The turbines and panels are installed in forests, grasslands, farmlands and coastal areas, where they destroy scenic vistas and wildlife habitats. Turbine blades kill endangered birds and bats.
The result of this save-the-planet zeal?
Germany has a burgeoning 17 per cent poverty rate, thanks largely to its shutdown of reliable nuclear and fossil fuel power plants and the resultant skyrocketing electricity prices for homes, factories, businesses and hospitals over the past 15 years.
Back in the U.S., California operates the world’s fifth largest economy by importing most of its crude oil from overseas (despite massive in-state reserves) and a third of its electricity from other states (also for political expediency).
As a result, Californians now pay 60 per cent more than the national average for residential, commercial and industrial electricity, while enduring frequent rolling blackouts due to pricey weather-dependent energy and pathetic forest management. People and industries are fleeing the state.
And Biden wants to turn the rest of the United States into California!
Duggan Flanakin is director of policy research at the Committee For a Constructive Tomorrow (www.CFACT.org). This column was supplied by the Frontier Centre for Public Policy.
Duggan is one of our Thought Leaders. For interview requests, click here.

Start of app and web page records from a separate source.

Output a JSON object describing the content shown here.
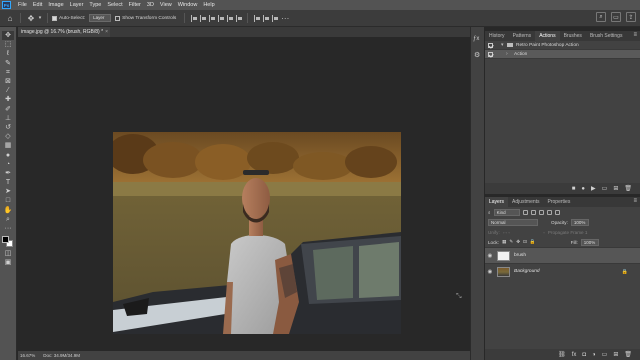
{
  "menubar": {
    "logo": "Ps",
    "items": [
      "File",
      "Edit",
      "Image",
      "Layer",
      "Type",
      "Select",
      "Filter",
      "3D",
      "View",
      "Window",
      "Help"
    ]
  },
  "options": {
    "auto_select_label": "Auto-Select:",
    "auto_select_value": "Layer",
    "transform_label": "Show Transform Controls"
  },
  "document": {
    "tab_title": "image.jpg @ 16.7% (brush, RGB/8) *",
    "close": "×"
  },
  "status": {
    "zoom": "16.67%",
    "doc_size": "Doc: 34.9M/34.9M"
  },
  "actions_panel": {
    "tabs": [
      "History",
      "Patterns",
      "Actions",
      "Brushes",
      "Brush Settings"
    ],
    "active_tab": "Actions",
    "rows": [
      {
        "label": "Retro Paint Photoshop Action",
        "type": "set"
      },
      {
        "label": "Action",
        "type": "action"
      }
    ]
  },
  "layers_panel": {
    "tabs": [
      "Layers",
      "Adjustments",
      "Properties"
    ],
    "active_tab": "Layers",
    "kind_label": "Kind",
    "blend_mode": "Normal",
    "opacity_label": "Opacity:",
    "opacity_value": "100%",
    "lock_label": "Lock:",
    "fill_label": "Fill:",
    "fill_value": "100%",
    "unify_label": "Unify:",
    "propagate_label": "Propagate Frame 1",
    "layers": [
      {
        "name": "brush",
        "selected": true
      },
      {
        "name": "Background",
        "selected": false,
        "locked": true
      }
    ]
  },
  "colors": {
    "accent": "#31a8ff",
    "foreground": "#000000",
    "background": "#ffffff"
  }
}
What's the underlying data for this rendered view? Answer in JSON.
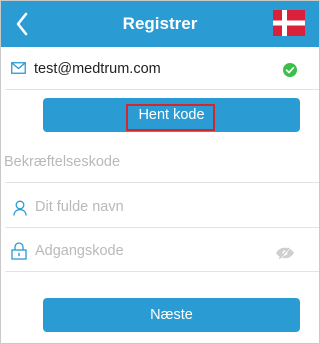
{
  "header": {
    "title": "Registrer",
    "back_icon": "chevron-left-icon",
    "flag_icon": "denmark-flag-icon",
    "color": "#2a9bd3"
  },
  "email": {
    "value": "test@medtrum.com",
    "icon": "mail-icon",
    "status_icon": "check-circle-icon",
    "status_color": "#3bbf4a"
  },
  "get_code_button": {
    "label": "Hent kode"
  },
  "fields": {
    "code": {
      "placeholder": "Bekræftelseskode"
    },
    "name": {
      "placeholder": "Dit fulde navn",
      "icon": "user-icon"
    },
    "password": {
      "placeholder": "Adgangskode",
      "icon": "lock-icon",
      "toggle_icon": "eye-hidden-icon"
    }
  },
  "next_button": {
    "label": "Næste"
  },
  "accent_color": "#2a9bd3",
  "highlight_color": "#d0282e"
}
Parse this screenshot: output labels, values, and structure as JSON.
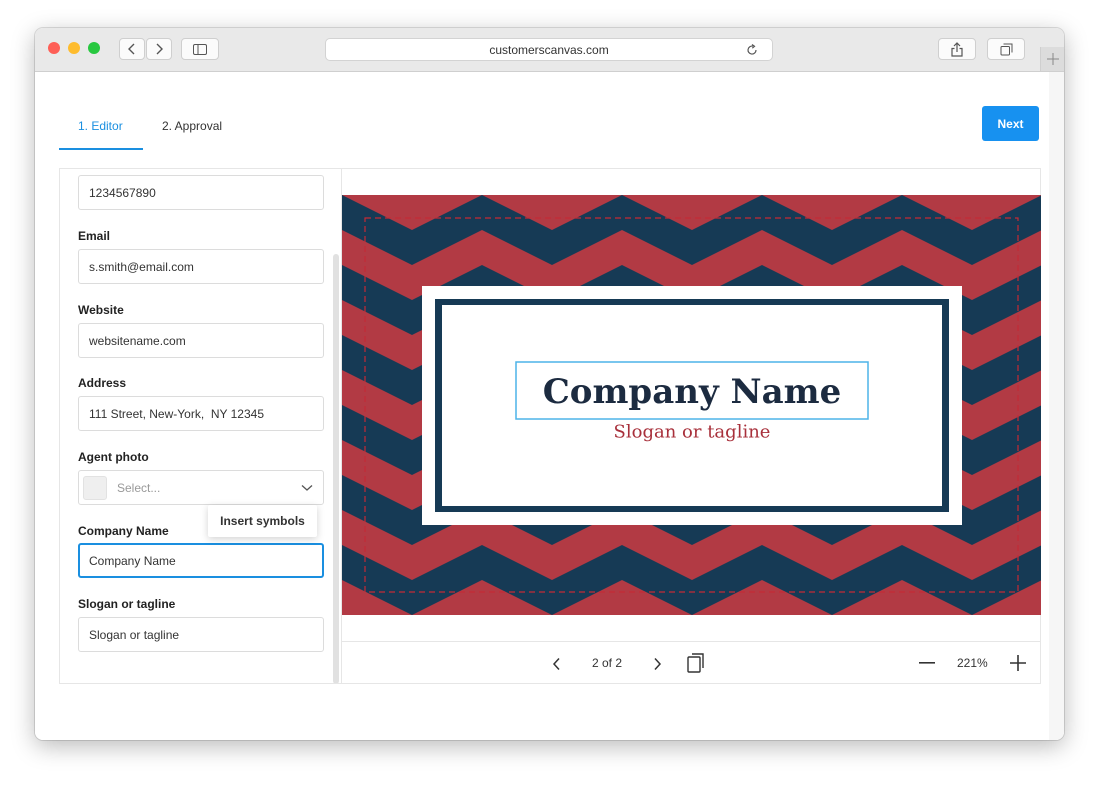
{
  "browser": {
    "url": "customerscanvas.com"
  },
  "tabs": [
    {
      "label": "1. Editor",
      "active": true
    },
    {
      "label": "2. Approval",
      "active": false
    }
  ],
  "next_label": "Next",
  "form": {
    "phone_value": "1234567890",
    "email_label": "Email",
    "email_value": "s.smith@email.com",
    "website_label": "Website",
    "website_value": "websitename.com",
    "address_label": "Address",
    "address_value": "111 Street, New-York,  NY 12345",
    "agent_photo_label": "Agent photo",
    "agent_photo_placeholder": "Select...",
    "company_label": "Company Name",
    "company_value": "Company Name",
    "slogan_label": "Slogan or tagline",
    "slogan_value": "Slogan or tagline",
    "insert_symbols": "Insert symbols"
  },
  "design": {
    "company_name": "Company Name",
    "slogan": "Slogan or tagline",
    "colors": {
      "red": "#b23a44",
      "navy": "#163a55",
      "selection": "#4db4e8"
    }
  },
  "pager": {
    "page": "2 of 2",
    "zoom": "221%"
  },
  "icons": [
    "back-icon",
    "forward-icon",
    "sidebar-icon",
    "reload-icon",
    "share-icon",
    "tabs-icon",
    "plus-icon",
    "chevron-down-icon",
    "pages-icon",
    "zoom-out-icon",
    "zoom-in-icon"
  ]
}
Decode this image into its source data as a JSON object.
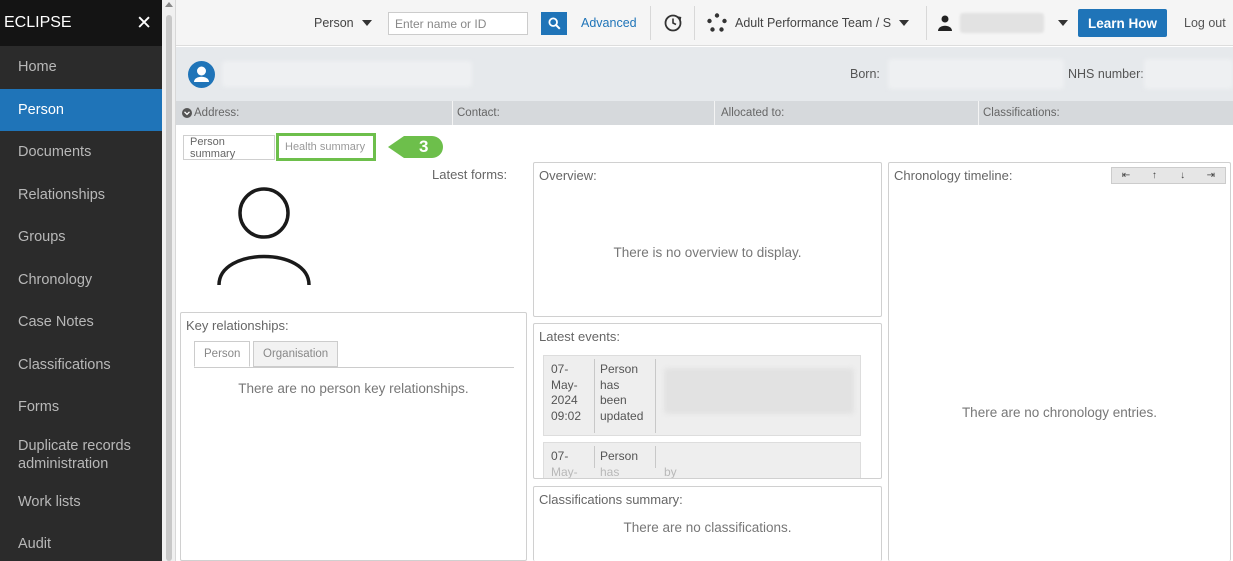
{
  "sidebar": {
    "brand": "ECLIPSE",
    "close": "✕",
    "items": [
      {
        "label": "Home"
      },
      {
        "label": "Person"
      },
      {
        "label": "Documents"
      },
      {
        "label": "Relationships"
      },
      {
        "label": "Groups"
      },
      {
        "label": "Chronology"
      },
      {
        "label": "Case Notes"
      },
      {
        "label": "Classifications"
      },
      {
        "label": "Forms"
      },
      {
        "label": "Duplicate records administration"
      },
      {
        "label": "Work lists"
      },
      {
        "label": "Audit"
      }
    ]
  },
  "topbar": {
    "search_type": "Person",
    "search_placeholder": "Enter name or ID",
    "advanced": "Advanced",
    "team": "Adult Performance Team / S",
    "learn_how": "Learn How",
    "logout": "Log out"
  },
  "person": {
    "born_label": "Born:",
    "nhs_label": "NHS number:"
  },
  "info": {
    "address": "Address:",
    "contact": "Contact:",
    "allocated": "Allocated to:",
    "classifications": "Classifications:"
  },
  "tabs": {
    "person_summary": "Person summary",
    "health_summary": "Health summary",
    "callout": "3"
  },
  "latest_forms": {
    "title": "Latest forms:"
  },
  "overview": {
    "title": "Overview:",
    "empty": "There is no overview to display."
  },
  "key_relationships": {
    "title": "Key relationships:",
    "tab_person": "Person",
    "tab_org": "Organisation",
    "empty": "There are no person key relationships."
  },
  "latest_events": {
    "title": "Latest events:",
    "events": [
      {
        "date": [
          "07-",
          "May-",
          "2024",
          "09:02"
        ],
        "desc": [
          "Person",
          "has",
          "been",
          "updated"
        ]
      },
      {
        "date": [
          "07-",
          "May-"
        ],
        "desc": [
          "Person",
          "has"
        ],
        "extra": "by"
      }
    ]
  },
  "classifications_summary": {
    "title": "Classifications summary:",
    "empty": "There are no classifications."
  },
  "chronology": {
    "title": "Chronology timeline:",
    "empty": "There are no chronology entries.",
    "controls": [
      "⇤",
      "↑",
      "↓",
      "⇥"
    ]
  }
}
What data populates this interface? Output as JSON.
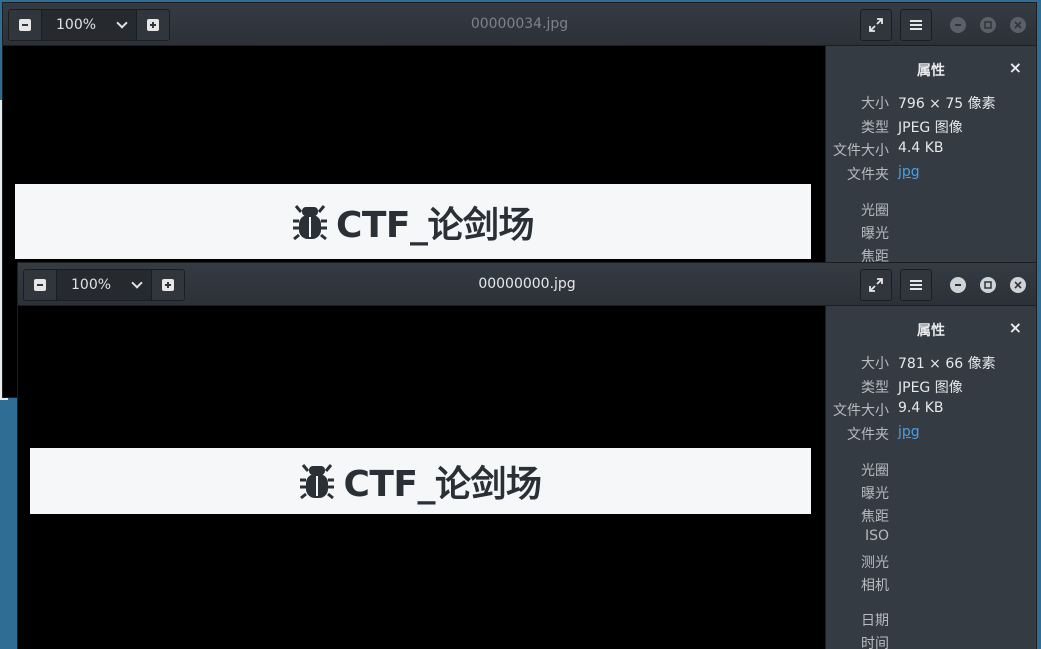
{
  "windows": [
    {
      "title": "00000034.jpg",
      "zoom": "100%",
      "image_text": "CTF_论剑场",
      "sidebar": {
        "title": "属性",
        "close": "×",
        "properties": [
          {
            "key": "大小",
            "value": "796 × 75 像素"
          },
          {
            "key": "类型",
            "value": "JPEG 图像"
          },
          {
            "key": "文件大小",
            "value": "4.4 KB"
          },
          {
            "key": "文件夹",
            "value": "jpg",
            "link": true
          }
        ],
        "exif": [
          {
            "key": "光圈"
          },
          {
            "key": "曝光"
          },
          {
            "key": "焦距"
          }
        ]
      }
    },
    {
      "title": "00000000.jpg",
      "zoom": "100%",
      "image_text": "CTF_论剑场",
      "sidebar": {
        "title": "属性",
        "close": "×",
        "properties": [
          {
            "key": "大小",
            "value": "781 × 66 像素"
          },
          {
            "key": "类型",
            "value": "JPEG 图像"
          },
          {
            "key": "文件大小",
            "value": "9.4 KB"
          },
          {
            "key": "文件夹",
            "value": "jpg",
            "link": true
          }
        ],
        "exif": [
          {
            "key": "光圈"
          },
          {
            "key": "曝光"
          },
          {
            "key": "焦距"
          },
          {
            "key": "ISO"
          },
          {
            "key": "测光"
          },
          {
            "key": "相机"
          }
        ],
        "datetime": [
          {
            "key": "日期"
          },
          {
            "key": "时间"
          }
        ]
      }
    }
  ],
  "colors": {
    "headerbar": "#2f343b",
    "sidebar": "#353b43",
    "link": "#4a9fe6",
    "desktop": "#2f6d95"
  }
}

The views, opinions and positions expressed by columnists and contributors are the authors’ alone. They do not inherently or expressly reflect the views, opinions and/or positions of our publication.